dscn3648Transformational change does not always happen overnight. In the case of immunization supply chains (iSC), real transformational change requires iteration. It is a process of continuous improvement: cycles of thinking, testing, and improving to constantly push the system forward. While the final result might be a complete redesign of the end-to-end supply chain, each step along the way is a necessary part of getting to a better model. Sometimes the wheels of change move quickly, when political will is aligned with resources and capacity. Sometimes the wheels move more slowly, during phases of learning and refining new ways of doing things. With any large-scale change, the key is to never stop moving forward.

Read full story

09.09 2016

Reposted from Next Billion

truck4_moz_2014Vehicle graveyards are an all-too-common sight for those of us who work in global health. These long-forgotten vehicles serve as reminders to the underlying obstacles faced by transport systems throughout Africa. Routine maintenance required to keep cars, trucks and motorcycles moving simply does not happen, shortening the lifespan of the vehicles that are essential to delivering health commodities to the most remote communities.

For the donor community, these vehicle graveyards are a reminder of the weak return on investment for these expensive, short-lived machines. Many institutions are declining to fund the capital expenditure required to purchase vehicles, parts or storage facilities. Insufficient capital is just one of the contributing factors limiting the transport capacity of a health system.

Read full story

09.02 2016

Emmanuelle Assy 2016The goal for global health innovation is to identify successful approaches and move them to scale – reaching as many underserved communities as possible with improved access to quality healthcare. Sometimes this is accomplished with new partners or transitioning greater ownership to country governments – but sometimes successful scaling is about sharing what we’ve learned.

Emmanuelle Assy’s job is just that. As VillageReach’s Immunization Supply Chain Improvement Manager, Emmanuelle works with stakeholders, partners, and governments around sub-Saharan Africa to introduce and explore new tools and approaches that challenge the status quo of existing supply chains. For example, she leads computer simulation modeling exercises, which help countries understand different options for making an immunization supply chain more efficient and cost effective. By reducing the risk to bold new ideas, these modeling exercises help government stakeholders think more broadly about their supply chain system and the importance of system design.

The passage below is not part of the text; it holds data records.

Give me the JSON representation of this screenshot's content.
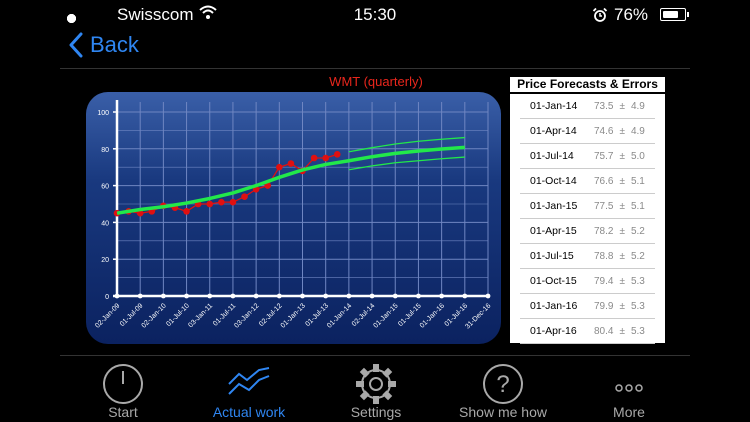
{
  "status": {
    "carrier": "Swisscom",
    "time": "15:30",
    "battery": "76%",
    "signal_bars": 2,
    "signal_max": 5,
    "battery_level": 0.76
  },
  "nav": {
    "back_label": "Back"
  },
  "chart_data": {
    "type": "line",
    "title": "WMT (quarterly)",
    "ylim": [
      0,
      100
    ],
    "y_ticks": [
      0,
      20,
      40,
      60,
      80,
      100
    ],
    "grid": true,
    "x_tick_labels": [
      "02-Jan-09",
      "01-Jul-09",
      "02-Jan-10",
      "01-Jul-10",
      "03-Jan-11",
      "01-Jul-11",
      "03-Jan-12",
      "02-Jul-12",
      "01-Jan-13",
      "01-Jul-13",
      "01-Jan-14",
      "02-Jul-14",
      "01-Jan-15",
      "01-Jul-15",
      "01-Jan-16",
      "01-Jul-16",
      "31-Dec-16"
    ],
    "series": [
      {
        "style": "observed",
        "color": "#e01010",
        "x": [
          0,
          0.5,
          1,
          1.5,
          2,
          2.5,
          3,
          3.5,
          4,
          4.5,
          5,
          5.5,
          6,
          6.5,
          7,
          7.5,
          8,
          8.5,
          9,
          9.5
        ],
        "values": [
          45,
          46,
          45,
          46,
          49,
          48,
          46,
          50,
          50,
          51,
          51,
          54,
          58,
          60,
          70,
          72,
          68,
          75,
          75,
          77
        ]
      },
      {
        "style": "fit",
        "color": "#22e84a",
        "x": [
          0,
          1,
          2,
          3,
          4,
          5,
          6,
          7,
          8,
          9,
          10,
          11,
          12,
          13,
          14,
          15
        ],
        "values": [
          45,
          47,
          48.5,
          50.5,
          53,
          56,
          60,
          64.5,
          68.5,
          71.5,
          73.5,
          75.7,
          77.5,
          78.8,
          79.9,
          80.8
        ]
      },
      {
        "style": "upper",
        "color": "#22e84a",
        "x": [
          10,
          11,
          12,
          13,
          14,
          15
        ],
        "values": [
          78.4,
          80.6,
          82.6,
          84.1,
          85.2,
          86.1
        ]
      },
      {
        "style": "lower",
        "color": "#22e84a",
        "x": [
          10,
          11,
          12,
          13,
          14,
          15
        ],
        "values": [
          68.6,
          70.7,
          72.4,
          73.5,
          74.6,
          75.5
        ]
      }
    ]
  },
  "forecast": {
    "title": "Price Forecasts & Errors",
    "pm": "±",
    "rows": [
      {
        "date": "01-Jan-14",
        "price": "73.5",
        "error": "4.9"
      },
      {
        "date": "01-Apr-14",
        "price": "74.6",
        "error": "4.9"
      },
      {
        "date": "01-Jul-14",
        "price": "75.7",
        "error": "5.0"
      },
      {
        "date": "01-Oct-14",
        "price": "76.6",
        "error": "5.1"
      },
      {
        "date": "01-Jan-15",
        "price": "77.5",
        "error": "5.1"
      },
      {
        "date": "01-Apr-15",
        "price": "78.2",
        "error": "5.2"
      },
      {
        "date": "01-Jul-15",
        "price": "78.8",
        "error": "5.2"
      },
      {
        "date": "01-Oct-15",
        "price": "79.4",
        "error": "5.3"
      },
      {
        "date": "01-Jan-16",
        "price": "79.9",
        "error": "5.3"
      },
      {
        "date": "01-Apr-16",
        "price": "80.4",
        "error": "5.3"
      }
    ]
  },
  "tabs": [
    {
      "label": "Start",
      "icon": "power-icon",
      "active": false
    },
    {
      "label": "Actual work",
      "icon": "trend-lines-icon",
      "active": true
    },
    {
      "label": "Settings",
      "icon": "gear-icon",
      "active": false
    },
    {
      "label": "Show me how",
      "icon": "help-icon",
      "active": false
    },
    {
      "label": "More",
      "icon": "more-icon",
      "active": false
    }
  ],
  "colors": {
    "accent": "#2f86f2",
    "chart_bg": "#0f2c75",
    "observed": "#e01010",
    "fit": "#22e84a",
    "title": "#e8261c"
  }
}
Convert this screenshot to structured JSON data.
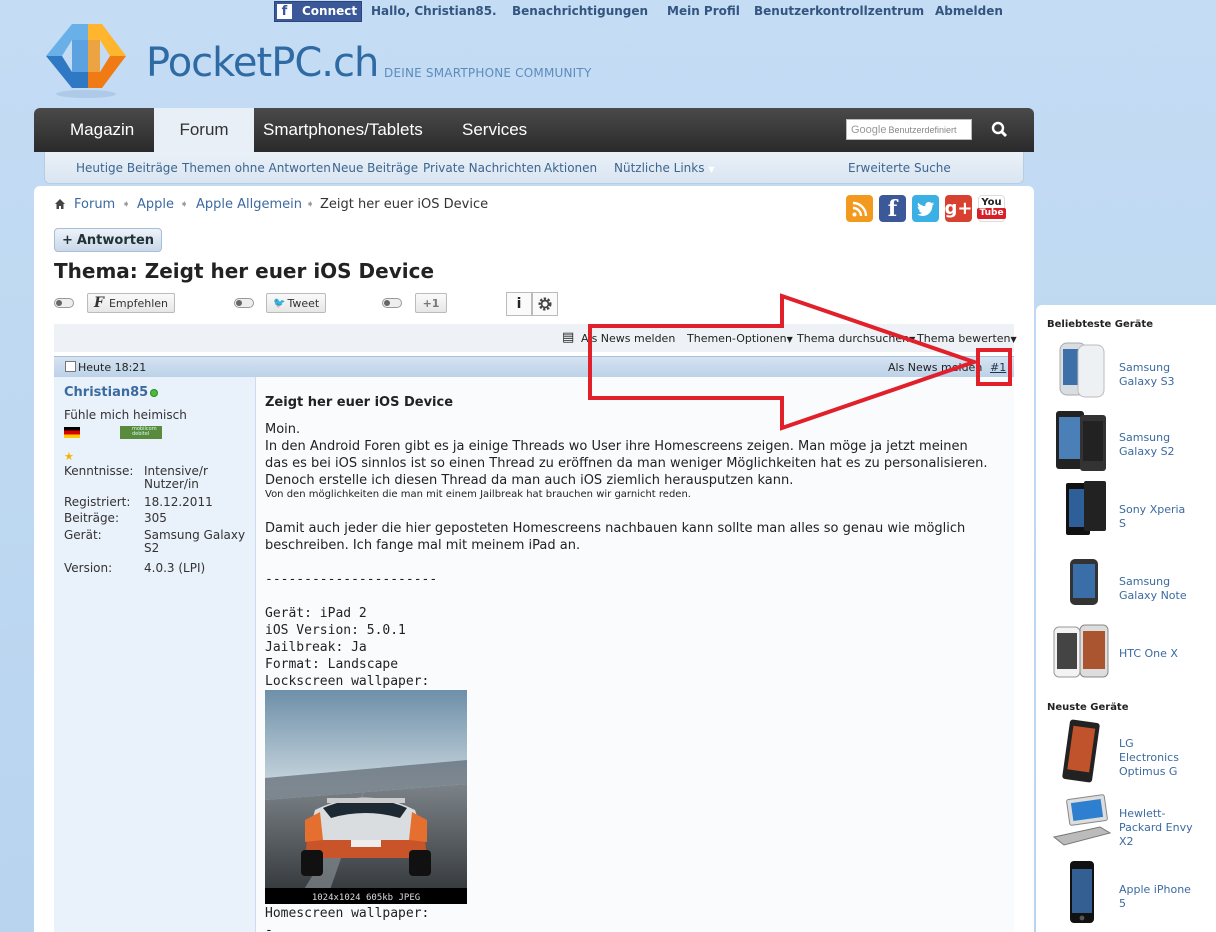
{
  "topbar": {
    "connect_label": "Connect",
    "greeting": "Hallo, Christian85.",
    "links": [
      "Benachrichtigungen",
      "Mein Profil",
      "Benutzerkontrollzentrum",
      "Abmelden"
    ]
  },
  "logo": {
    "name_main": "PocketPC",
    "name_suffix": ".ch",
    "tagline": "DEINE SMARTPHONE COMMUNITY"
  },
  "nav": {
    "tabs": [
      "Magazin",
      "Forum",
      "Smartphones/Tablets",
      "Services"
    ],
    "active": "Forum",
    "search_brand": "Google",
    "search_placeholder": "Benutzerdefiniert"
  },
  "subnav": {
    "links": [
      "Heutige Beiträge",
      "Themen ohne Antworten",
      "Neue Beiträge",
      "Private Nachrichten",
      "Aktionen",
      "Nützliche Links"
    ],
    "advanced_search": "Erweiterte Suche"
  },
  "breadcrumb": [
    "Forum",
    "Apple",
    "Apple Allgemein",
    "Zeigt her euer iOS Device"
  ],
  "social_icons": [
    "rss-icon",
    "facebook-icon",
    "twitter-icon",
    "google-plus-icon",
    "youtube-icon"
  ],
  "social_labels": {
    "google_plus": "g+",
    "youtube_top": "You",
    "youtube_bottom": "Tube"
  },
  "thread": {
    "reply_label": "Antworten",
    "title": "Thema: Zeigt her euer iOS Device",
    "share": {
      "facebook": "Empfehlen",
      "twitter": "Tweet",
      "gplus": "+1"
    },
    "info_label": "i",
    "tools": [
      "Als News melden",
      "Themen-Optionen",
      "Thema durchsuchen",
      "Thema bewerten"
    ]
  },
  "post": {
    "date": "Heute 18:21",
    "report": "Als News melden",
    "number": "#1",
    "user": {
      "name": "Christian85",
      "rank": "Fühle mich heimisch",
      "provider_badge": "mobilcom debitel",
      "fields": [
        {
          "label": "Kenntnisse:",
          "value_1": "Intensive/r",
          "value_2": "Nutzer/in"
        },
        {
          "label": "Registriert:",
          "value_1": "18.12.2011"
        },
        {
          "label": "Beiträge:",
          "value_1": "305"
        },
        {
          "label": "Gerät:",
          "value_1": "Samsung Galaxy",
          "value_2": "S2"
        },
        {
          "label": "Version:",
          "value_1": "4.0.3 (LPI)"
        }
      ]
    },
    "title": "Zeigt her euer iOS Device",
    "lines": [
      "Moin.",
      "In den Android Foren gibt es ja einige Threads wo User ihre Homescreens zeigen. Man möge ja jetzt meinen",
      "das es bei iOS sinnlos ist so einen Thread zu eröffnen da man weniger Möglichkeiten hat es zu personalisieren.",
      "Denoch erstelle ich diesen Thread da man auch iOS ziemlich herausputzen kann."
    ],
    "small_line": "Von den möglichkeiten die man mit einem Jailbreak hat brauchen wir garnicht reden.",
    "lines2": [
      "Damit auch jeder die hier geposteten Homescreens nachbauen kann sollte man alles so genau wie möglich",
      "beschreiben. Ich fange mal mit meinem iPad an."
    ],
    "separator": "----------------------",
    "specs": [
      "Gerät: iPad 2",
      "iOS Version: 5.0.1",
      "Jailbreak: Ja",
      "Format: Landscape",
      "Lockscreen wallpaper:"
    ],
    "image_caption": "1024x1024 605kb JPEG",
    "homescreen_label": "Homescreen wallpaper:",
    "trailing": "-"
  },
  "sidebar": {
    "popular_title": "Beliebteste Geräte",
    "popular": [
      {
        "line1": "Samsung",
        "line2": "Galaxy S3"
      },
      {
        "line1": "Samsung",
        "line2": "Galaxy S2"
      },
      {
        "line1": "Sony Xperia",
        "line2": "S"
      },
      {
        "line1": "Samsung",
        "line2": "Galaxy Note"
      },
      {
        "line1": "HTC One X",
        "line2": ""
      }
    ],
    "newest_title": "Neuste Geräte",
    "newest": [
      {
        "line1": "LG",
        "line2": "Electronics",
        "line3": "Optimus G"
      },
      {
        "line1": "Hewlett-",
        "line2": "Packard Envy",
        "line3": "X2"
      },
      {
        "line1": "Apple iPhone",
        "line2": "5",
        "line3": ""
      }
    ]
  },
  "colors": {
    "link": "#3b6aa0",
    "annotation": "#e0202a",
    "nav_bg": "#333333",
    "fb": "#3b5998"
  }
}
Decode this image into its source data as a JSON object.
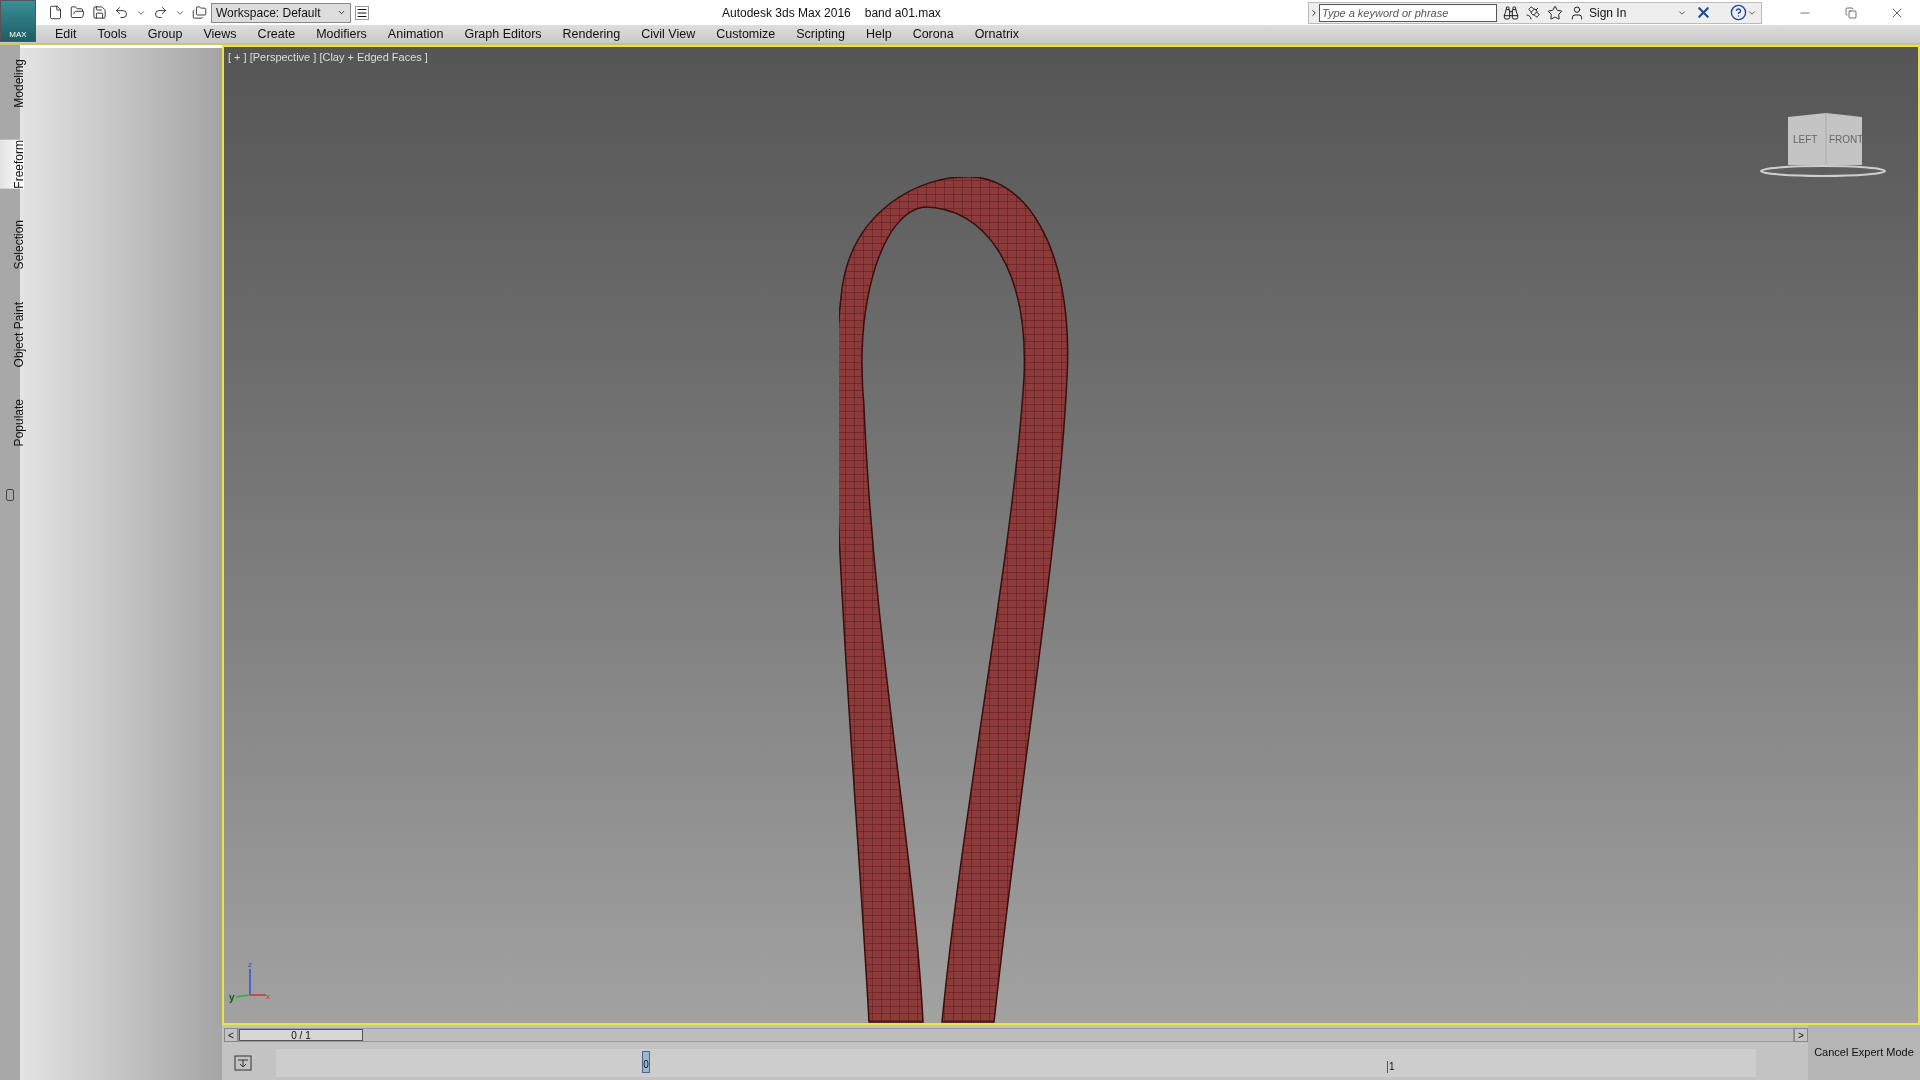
{
  "window": {
    "title": "Autodesk 3ds Max 2016",
    "file": "band a01.max"
  },
  "app_button": {
    "label": "MAX"
  },
  "workspace": {
    "value": "Workspace: Default"
  },
  "search": {
    "placeholder": "Type a keyword or phrase"
  },
  "sign_in": {
    "label": "Sign In"
  },
  "menu": [
    "Edit",
    "Tools",
    "Group",
    "Views",
    "Create",
    "Modifiers",
    "Animation",
    "Graph Editors",
    "Rendering",
    "Civil View",
    "Customize",
    "Scripting",
    "Help",
    "Corona",
    "Ornatrix"
  ],
  "ribbon_tabs": [
    {
      "label": "Modeling",
      "selected": false
    },
    {
      "label": "Freeform",
      "selected": true
    },
    {
      "label": "Selection",
      "selected": false
    },
    {
      "label": "Object Paint",
      "selected": false
    },
    {
      "label": "Populate",
      "selected": false
    }
  ],
  "viewport": {
    "label": "[ + ] [Perspective ] [Clay + Edged Faces ]",
    "active": true,
    "viewcube": [
      "LEFT",
      "FRONT"
    ],
    "axes": [
      "z",
      "y",
      "x"
    ]
  },
  "timeline": {
    "level": 0,
    "prev": "<",
    "frame": "0 / 1",
    "next": ">",
    "ticks": [
      "0",
      "1"
    ]
  },
  "expert_button": {
    "label": "Cancel Expert Mode"
  }
}
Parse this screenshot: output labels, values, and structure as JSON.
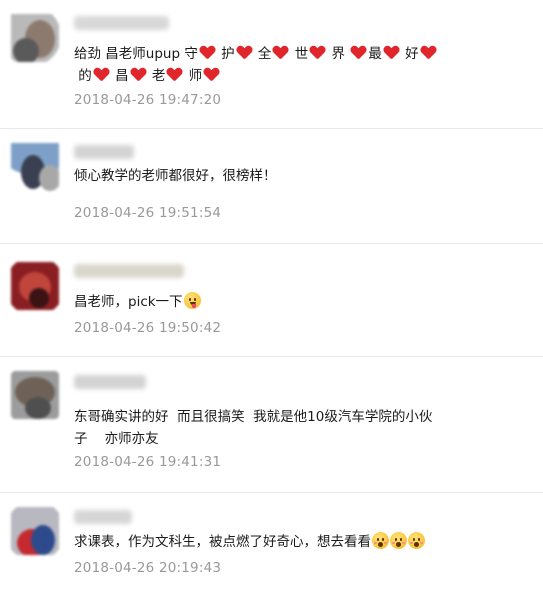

Read full story

Newsletter Sign Up

By providing your email address you agree to receive periodic email news from VillageReach.


Support Life-Saving Innovation

Your tax-deductible contribution supports new solutions, partnerships and advocacy – starting at the last mile.

Donate Today